Our bodies are actually designed to deal with stressors the way a child does – to erupt, get it out of our system and then move on as if nothing happened. We’re conditioned as we grow to control these emotions, where sometimes screaming and kicking a punching bag would be much more effective. A toddler, for starters, just doesn’t have all of the verbal skills to be able to work this out with them – yet. They will, and until they have it we have to keep talking to them as if they do, because that’s how they will learn what our response will be and that’s how we teach them how to safely express their emotions in a way that is acceptable in our society. During a tantrum, you’re supposed to stay near your child, comfort them, let them know that you are right there beside them to support them and to help them through that wave of emotion. Not everyone agrees with that, but that’s the current line of thinking and I actually do agree with it. I try really hard to practice what I preach with my own child, but it’s really difficult, and like I mentioned already, absolutely exhausting. My son happens to not want to be touched or really comforted when he is having a tantrum. Telling him “I see that you’re angry” only angers him more. I still say all of the things I’m supposed to, in the hopes that one day it will “click” and he’ll tell me “I’m angry right now!” Until then, I have to standby at an arms distance and wait it out until he is ready to come to me. Ugh. He cried so hard about the hair tie that I honestly thought he was going to make himself throw up, but I was at the point of no return and had to follow through with what I said (side note: He now asks if he can have my hair tie, which is an improvement. I now always say yes, out of fear that the meltdown will happen again - we’re both a work in progress).

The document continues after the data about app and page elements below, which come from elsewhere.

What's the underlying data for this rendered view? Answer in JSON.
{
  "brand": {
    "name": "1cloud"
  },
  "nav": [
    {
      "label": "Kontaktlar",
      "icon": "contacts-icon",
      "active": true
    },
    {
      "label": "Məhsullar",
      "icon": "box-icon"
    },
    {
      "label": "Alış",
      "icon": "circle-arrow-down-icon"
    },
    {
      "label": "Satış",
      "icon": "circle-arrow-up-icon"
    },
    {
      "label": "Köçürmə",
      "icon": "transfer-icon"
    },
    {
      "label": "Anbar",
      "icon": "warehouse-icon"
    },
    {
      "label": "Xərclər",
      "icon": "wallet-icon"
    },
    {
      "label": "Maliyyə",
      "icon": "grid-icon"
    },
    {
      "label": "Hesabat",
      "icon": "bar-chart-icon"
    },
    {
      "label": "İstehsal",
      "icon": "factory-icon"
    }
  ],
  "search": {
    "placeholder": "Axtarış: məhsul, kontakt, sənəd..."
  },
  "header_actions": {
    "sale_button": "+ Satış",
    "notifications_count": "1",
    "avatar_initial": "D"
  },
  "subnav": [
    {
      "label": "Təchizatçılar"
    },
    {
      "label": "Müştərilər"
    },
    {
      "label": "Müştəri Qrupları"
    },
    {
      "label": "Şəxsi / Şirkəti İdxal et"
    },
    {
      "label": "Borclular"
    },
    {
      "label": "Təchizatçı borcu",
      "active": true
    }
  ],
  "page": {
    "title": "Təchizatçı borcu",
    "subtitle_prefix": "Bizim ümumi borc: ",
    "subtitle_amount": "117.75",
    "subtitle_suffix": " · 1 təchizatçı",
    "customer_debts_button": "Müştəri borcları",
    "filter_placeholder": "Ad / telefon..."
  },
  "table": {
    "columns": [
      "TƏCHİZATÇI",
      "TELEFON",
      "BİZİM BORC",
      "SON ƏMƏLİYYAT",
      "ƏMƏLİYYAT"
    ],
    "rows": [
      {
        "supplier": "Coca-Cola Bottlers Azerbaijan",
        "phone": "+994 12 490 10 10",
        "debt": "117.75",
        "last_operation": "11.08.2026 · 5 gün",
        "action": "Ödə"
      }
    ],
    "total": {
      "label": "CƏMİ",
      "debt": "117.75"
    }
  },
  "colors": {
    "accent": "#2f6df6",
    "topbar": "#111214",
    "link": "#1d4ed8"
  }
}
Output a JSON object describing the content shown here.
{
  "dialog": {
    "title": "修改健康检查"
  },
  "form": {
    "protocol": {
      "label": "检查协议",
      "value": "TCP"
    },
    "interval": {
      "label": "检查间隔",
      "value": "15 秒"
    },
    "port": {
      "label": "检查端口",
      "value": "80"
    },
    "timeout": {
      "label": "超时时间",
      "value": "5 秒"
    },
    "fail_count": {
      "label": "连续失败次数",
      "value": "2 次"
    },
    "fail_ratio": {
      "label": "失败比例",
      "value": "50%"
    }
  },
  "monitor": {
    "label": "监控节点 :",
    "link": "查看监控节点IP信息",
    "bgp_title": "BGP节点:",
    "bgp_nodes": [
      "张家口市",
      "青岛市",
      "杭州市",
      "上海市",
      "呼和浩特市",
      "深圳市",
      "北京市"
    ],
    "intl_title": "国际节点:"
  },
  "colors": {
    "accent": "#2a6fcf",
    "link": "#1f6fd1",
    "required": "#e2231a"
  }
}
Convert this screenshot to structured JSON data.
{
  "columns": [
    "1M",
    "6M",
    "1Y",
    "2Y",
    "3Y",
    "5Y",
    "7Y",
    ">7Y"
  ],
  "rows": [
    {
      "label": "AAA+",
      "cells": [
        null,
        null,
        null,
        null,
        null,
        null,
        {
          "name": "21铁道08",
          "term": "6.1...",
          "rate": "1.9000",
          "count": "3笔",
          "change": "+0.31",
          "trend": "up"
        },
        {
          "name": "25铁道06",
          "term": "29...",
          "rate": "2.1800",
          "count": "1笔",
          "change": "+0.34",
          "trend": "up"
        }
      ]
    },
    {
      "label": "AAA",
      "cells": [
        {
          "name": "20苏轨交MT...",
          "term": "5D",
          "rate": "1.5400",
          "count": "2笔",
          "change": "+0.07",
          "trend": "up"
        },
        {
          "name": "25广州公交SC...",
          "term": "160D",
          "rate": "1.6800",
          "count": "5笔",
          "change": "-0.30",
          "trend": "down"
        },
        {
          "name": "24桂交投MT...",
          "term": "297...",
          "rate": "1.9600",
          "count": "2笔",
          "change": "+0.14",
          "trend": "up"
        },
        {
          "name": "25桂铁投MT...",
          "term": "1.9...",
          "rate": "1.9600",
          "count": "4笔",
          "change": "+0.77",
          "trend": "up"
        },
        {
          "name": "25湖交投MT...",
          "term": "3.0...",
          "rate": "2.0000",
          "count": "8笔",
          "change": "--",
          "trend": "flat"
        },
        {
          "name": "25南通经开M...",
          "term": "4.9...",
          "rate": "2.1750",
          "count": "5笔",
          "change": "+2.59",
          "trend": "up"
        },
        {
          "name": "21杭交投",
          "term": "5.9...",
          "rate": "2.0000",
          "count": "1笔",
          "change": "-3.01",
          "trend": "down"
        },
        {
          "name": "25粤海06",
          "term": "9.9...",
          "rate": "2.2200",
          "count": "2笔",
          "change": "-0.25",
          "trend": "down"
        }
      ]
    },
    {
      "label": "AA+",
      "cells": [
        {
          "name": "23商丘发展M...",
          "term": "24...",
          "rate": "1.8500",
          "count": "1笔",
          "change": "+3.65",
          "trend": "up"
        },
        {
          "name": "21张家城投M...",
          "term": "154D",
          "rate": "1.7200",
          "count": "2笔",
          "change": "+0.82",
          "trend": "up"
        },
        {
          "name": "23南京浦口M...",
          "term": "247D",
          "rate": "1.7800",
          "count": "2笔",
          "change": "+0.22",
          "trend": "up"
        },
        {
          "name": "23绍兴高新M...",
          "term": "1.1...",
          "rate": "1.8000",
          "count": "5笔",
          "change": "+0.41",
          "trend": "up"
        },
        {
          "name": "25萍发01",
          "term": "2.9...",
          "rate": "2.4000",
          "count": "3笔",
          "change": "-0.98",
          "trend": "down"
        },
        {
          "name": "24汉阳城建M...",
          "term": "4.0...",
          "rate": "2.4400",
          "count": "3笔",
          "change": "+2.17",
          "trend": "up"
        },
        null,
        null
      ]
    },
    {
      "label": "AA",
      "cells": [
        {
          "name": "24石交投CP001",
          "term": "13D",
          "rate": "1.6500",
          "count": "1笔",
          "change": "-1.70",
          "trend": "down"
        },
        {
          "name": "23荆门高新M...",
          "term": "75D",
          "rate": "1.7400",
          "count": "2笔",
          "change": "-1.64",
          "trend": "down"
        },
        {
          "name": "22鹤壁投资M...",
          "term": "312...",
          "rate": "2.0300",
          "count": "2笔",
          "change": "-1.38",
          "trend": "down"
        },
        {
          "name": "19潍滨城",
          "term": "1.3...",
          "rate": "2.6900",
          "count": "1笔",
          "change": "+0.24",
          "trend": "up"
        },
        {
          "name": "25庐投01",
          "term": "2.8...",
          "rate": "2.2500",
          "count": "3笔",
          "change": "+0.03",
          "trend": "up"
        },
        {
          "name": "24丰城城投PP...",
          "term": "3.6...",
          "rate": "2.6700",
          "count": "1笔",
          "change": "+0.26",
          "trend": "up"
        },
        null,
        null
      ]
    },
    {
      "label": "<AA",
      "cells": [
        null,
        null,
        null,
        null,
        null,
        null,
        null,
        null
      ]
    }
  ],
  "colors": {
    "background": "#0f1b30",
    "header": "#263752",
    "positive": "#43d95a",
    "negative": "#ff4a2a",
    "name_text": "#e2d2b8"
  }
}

So, pick your battles and let the little things go. Remember that your expectations of them might be more than they can actually manage. They aren’t going to sit still at a restaurant. Why on earth would they want to leave their favorite playground? Toddlers see things very much in black or white – in the moment that hair tie was probably the most important thing in his little world, and to be told he couldn’t have it was devastating. He wasn’t faking it. He wasn’t being dramatic for the sake of being dramatic. His feelings got too big for him to manage and he responded in the only way he knows how to at his age. When it was over he felt better and moved on. The good news is that this stage won’t last forever. Riding out the storm now and teaching your child what those firm boundaries are will help you both later on. When you say no, mean it. But teaching your child that you are there with them to ride out that storm together sets forth a much stronger message: That you’re there to ride out any storm with them, no matter how big it may be.